I will seek to understand your commitment to the rule of law, says Coons.
Next up, Senator Jeff Flake of Arizona.
I have been astounded at the number of op-eds I have heard from people who don't always agree with you, says Flake. That says a lot about you.
When Flake speech was fed into a teleprompter a while ago, it changed "Gorsuch" to "Judge Grouch." You are about as far as you can get from a grouch -- although that may change by the end of the week, says Flake. Laughter all around . . . .
Flake: Scalia demonstrated how much one justice can affect and shift the gravity of the court.
Flake-- Says no justice in recent history has changed our approach to the law as Scalia
He had an unshakable commitment to originalism and to textualism for interpreting statutes.
The president has nominated a jurist who believes in the rule of law. In meeting with him, I was impressed by his respect for the law and his commitment to service. Also with his recognition that Congress makes the laws, not judges.
Flake: One of my colleagues says Gorsuch is "pro-business"; he faithfully applies the law as enacted by Congress.
Flake: I am not alone in thinking that. Noah Feldman, a "self-described 'liberal'" says judges shouldn't decide cases based on who the parties are.
Excited to confirm justice who views separation of powers as essential part of our Constitution, says Flake.
Also excited about Gorsuch's commitment to protecting religious freedoms, even when unpopular.
"As an Arizonan, I'm proud that Judge Gorsuch is a fellow Westerner"
As an Arizonan, also proud of the fact that Gorsuch is a fellow westerner. Lack of geographical diversity on the Court now.
When I met Gorsuch this week, says Flake, we talked about our western backgrounds. He said that is where his heart is.
Gorsuch is a westerner through and through, says Flake.
In the west, we pride ourselves on being a free people with strong communities and limited government, says Flake.
Can't interfere with willingness of western states to govern themselves.
Flake on Garland-- one of the first calls Gorsuch made was to JUdge Garland, says a lot about the man
There has been a lot said about the Garland nomination, says Flake. I find it striking and very revealing that one of Gorsuch's first calls was to Garland after the Gorsuch nomination. What happened shouldn't reflect on Gorsuch.
Richard Blumenthal: I live in the western part off Connecticut.
Blumenthal up next, jokes that he's from the west... of Connecticut
Laughter . . . Blumenthal is next, by the way. Thanks Gorsuch and his family.
Blumenthal: I want to thank your fellow judges on the fellow bench, some of whom are here.
The judges make sacrifices that are often unappreciated by most Americans who enjoy the benefits of their services. Financial sacrifices, but also personal safety sometimes.

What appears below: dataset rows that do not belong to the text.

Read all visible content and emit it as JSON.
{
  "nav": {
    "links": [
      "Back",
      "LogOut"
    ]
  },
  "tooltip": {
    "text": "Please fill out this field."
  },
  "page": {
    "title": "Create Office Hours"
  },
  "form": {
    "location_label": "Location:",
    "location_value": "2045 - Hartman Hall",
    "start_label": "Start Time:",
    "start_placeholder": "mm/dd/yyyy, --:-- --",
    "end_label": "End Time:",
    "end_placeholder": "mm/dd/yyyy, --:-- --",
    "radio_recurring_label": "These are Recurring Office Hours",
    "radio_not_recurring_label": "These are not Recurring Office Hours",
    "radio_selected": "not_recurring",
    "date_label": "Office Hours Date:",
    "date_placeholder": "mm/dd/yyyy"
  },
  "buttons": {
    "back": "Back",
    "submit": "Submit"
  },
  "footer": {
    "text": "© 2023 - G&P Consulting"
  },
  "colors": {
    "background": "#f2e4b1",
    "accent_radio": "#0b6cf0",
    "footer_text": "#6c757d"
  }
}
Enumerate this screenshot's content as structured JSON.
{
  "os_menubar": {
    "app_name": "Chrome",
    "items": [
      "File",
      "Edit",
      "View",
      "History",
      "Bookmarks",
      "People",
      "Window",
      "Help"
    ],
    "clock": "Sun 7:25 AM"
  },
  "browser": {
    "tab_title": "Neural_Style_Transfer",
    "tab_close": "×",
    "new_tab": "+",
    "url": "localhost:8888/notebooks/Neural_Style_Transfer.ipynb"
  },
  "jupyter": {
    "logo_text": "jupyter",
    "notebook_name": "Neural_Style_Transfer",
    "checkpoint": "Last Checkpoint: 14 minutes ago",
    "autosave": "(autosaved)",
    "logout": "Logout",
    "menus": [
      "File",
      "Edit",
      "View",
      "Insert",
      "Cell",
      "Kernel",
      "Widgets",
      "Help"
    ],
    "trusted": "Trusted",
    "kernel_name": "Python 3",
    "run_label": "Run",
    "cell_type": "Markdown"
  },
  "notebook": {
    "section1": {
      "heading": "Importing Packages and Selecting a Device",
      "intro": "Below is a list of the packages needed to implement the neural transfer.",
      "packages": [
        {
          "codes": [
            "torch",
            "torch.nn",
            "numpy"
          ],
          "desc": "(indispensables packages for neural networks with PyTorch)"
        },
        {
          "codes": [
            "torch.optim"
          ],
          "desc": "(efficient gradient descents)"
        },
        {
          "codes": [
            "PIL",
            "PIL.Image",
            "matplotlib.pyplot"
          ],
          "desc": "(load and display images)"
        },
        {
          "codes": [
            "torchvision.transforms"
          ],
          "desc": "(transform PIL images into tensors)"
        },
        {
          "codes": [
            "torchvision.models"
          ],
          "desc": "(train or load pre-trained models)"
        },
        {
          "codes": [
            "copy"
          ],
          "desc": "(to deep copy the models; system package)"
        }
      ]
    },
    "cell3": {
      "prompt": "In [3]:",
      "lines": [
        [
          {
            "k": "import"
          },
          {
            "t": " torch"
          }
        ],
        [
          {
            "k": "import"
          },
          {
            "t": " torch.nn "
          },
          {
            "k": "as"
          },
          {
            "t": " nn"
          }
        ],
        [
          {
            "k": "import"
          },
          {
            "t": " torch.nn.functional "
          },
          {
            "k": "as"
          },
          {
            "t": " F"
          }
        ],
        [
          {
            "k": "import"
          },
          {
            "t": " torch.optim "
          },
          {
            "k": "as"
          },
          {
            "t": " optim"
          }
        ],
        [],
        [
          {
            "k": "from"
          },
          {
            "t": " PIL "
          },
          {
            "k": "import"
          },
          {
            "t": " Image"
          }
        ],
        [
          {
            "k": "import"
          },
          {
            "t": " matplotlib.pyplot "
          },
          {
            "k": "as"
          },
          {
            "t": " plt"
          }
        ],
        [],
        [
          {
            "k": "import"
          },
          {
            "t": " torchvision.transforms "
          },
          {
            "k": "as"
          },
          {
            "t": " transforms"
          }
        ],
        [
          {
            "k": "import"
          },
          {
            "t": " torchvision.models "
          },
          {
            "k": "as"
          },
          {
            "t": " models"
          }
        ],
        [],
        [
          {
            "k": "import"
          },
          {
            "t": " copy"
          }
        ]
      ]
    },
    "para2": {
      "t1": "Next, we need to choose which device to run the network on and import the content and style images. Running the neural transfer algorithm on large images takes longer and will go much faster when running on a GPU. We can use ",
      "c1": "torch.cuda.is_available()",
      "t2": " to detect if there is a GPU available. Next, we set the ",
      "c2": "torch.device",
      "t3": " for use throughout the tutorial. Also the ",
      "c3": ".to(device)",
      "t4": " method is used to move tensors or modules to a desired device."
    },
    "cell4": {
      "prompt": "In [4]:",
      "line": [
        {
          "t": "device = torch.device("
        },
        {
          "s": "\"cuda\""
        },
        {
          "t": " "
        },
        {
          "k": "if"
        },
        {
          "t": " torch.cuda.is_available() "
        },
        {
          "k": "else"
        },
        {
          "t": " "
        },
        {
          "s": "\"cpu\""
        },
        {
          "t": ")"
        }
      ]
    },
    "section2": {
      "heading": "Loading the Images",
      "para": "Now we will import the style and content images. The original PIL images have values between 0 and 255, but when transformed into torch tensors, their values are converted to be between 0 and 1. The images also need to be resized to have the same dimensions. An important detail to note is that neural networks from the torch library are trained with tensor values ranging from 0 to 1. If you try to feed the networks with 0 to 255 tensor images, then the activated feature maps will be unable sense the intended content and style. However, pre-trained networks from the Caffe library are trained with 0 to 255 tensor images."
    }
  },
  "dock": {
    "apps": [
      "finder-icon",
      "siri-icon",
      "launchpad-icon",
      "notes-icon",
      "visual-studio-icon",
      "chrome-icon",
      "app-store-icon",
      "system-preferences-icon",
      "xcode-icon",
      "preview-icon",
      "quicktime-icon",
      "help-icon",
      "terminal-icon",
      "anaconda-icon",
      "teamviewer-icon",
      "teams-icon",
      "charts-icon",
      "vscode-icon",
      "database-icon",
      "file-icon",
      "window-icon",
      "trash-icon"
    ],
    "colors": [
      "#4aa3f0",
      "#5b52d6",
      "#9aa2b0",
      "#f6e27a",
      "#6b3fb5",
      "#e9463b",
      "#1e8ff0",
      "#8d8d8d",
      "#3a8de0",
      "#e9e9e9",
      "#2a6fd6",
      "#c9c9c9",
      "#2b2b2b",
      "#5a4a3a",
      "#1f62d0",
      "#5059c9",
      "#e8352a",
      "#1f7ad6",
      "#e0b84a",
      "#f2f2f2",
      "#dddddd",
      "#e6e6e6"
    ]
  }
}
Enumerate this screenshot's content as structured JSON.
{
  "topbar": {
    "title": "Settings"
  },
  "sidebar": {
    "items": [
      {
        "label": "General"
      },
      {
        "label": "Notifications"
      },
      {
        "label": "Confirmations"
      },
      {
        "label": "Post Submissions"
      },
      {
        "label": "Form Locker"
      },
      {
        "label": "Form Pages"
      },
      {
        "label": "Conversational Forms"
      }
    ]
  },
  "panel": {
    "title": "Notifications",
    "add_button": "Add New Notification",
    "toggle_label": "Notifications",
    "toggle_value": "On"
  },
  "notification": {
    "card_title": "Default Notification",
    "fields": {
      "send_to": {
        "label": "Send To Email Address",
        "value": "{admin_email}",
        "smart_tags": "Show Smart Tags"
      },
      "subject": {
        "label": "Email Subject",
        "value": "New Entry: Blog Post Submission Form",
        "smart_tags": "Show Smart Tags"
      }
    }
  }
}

The independence of those judges has never been more threatened or more important.
A big part of the threat comes from Trump, who nominated you, says Blumenthal.
Blumenthal: Trump has launched attacks on credibility and independence of federal judges.
Respect for the opinions of our judges is fundamental, says Blumenthal. Quotes Alexander Hamilton re judiciary as "least dangerous branch."
That is why I believe you have a special responsibility, says Blumenthal, to advocate and defend judiciary against those kinds of attacks.
Not enough to do it behind closed doors, says Blumenthal: you need to do it publicly and explicitly and directly.
We meet in the middle of a constitutional crisis, says Blumenthal. FBI Director Comey revealed investigation of potential ties between Trump's associates and Russian interference in our election.
And so independence of judiciary is more important than ever, says Blumenthal.
You are also nominee of president who established "litmus tests," such as voting to overturn Roe v. Wade, says Blumenthal.
If you are not explicit and forthcoming in your response, we will assume that you will pass the litmus test.
President outsourced the judicial selection process, says Blumenthal.
You must be clear that your views are not those of the Federalist Society, says Blumenthal.
This is not an ordinary time, says Blumenthal. We will not be satisfied by your saying that you can't discuss something because it might come before you.
I met with Alfonse Madden, the trucker who was fired by Trans-Am Trucking when he left his disabled truck in sub-zero weather, says Blumenthal.
I met with children of Grace Wong, who was denied leave by Kansas State University when she had cancer. [These are cases of Gorsuch's.]
Blumenthal was the Senator who said Gorsuch told him he found Trump's comments on the judiciary "demoralizing and disheartening
I am troubled by these decisions, says Blumenthal. The right of privacy goes beyond women's health care to surveillance and government snooping.
In closing: You have a special obligation to be forthcoming and to share your views on long-standing precedent that Trump said would be overturned. The decision before us is not about Justice Scalia or your confirmation 10 years ago.
The Supreme Court is different, says Blumenthal. You now have a record, and we are here to judge that record and to make sure that our decision is the right one for the country. Also that rule of law is preserved for real people with real lives.
To make sure that judiciary will protect us from overreaching and tyranny and real constitutional crisis. Blumenthal is now done.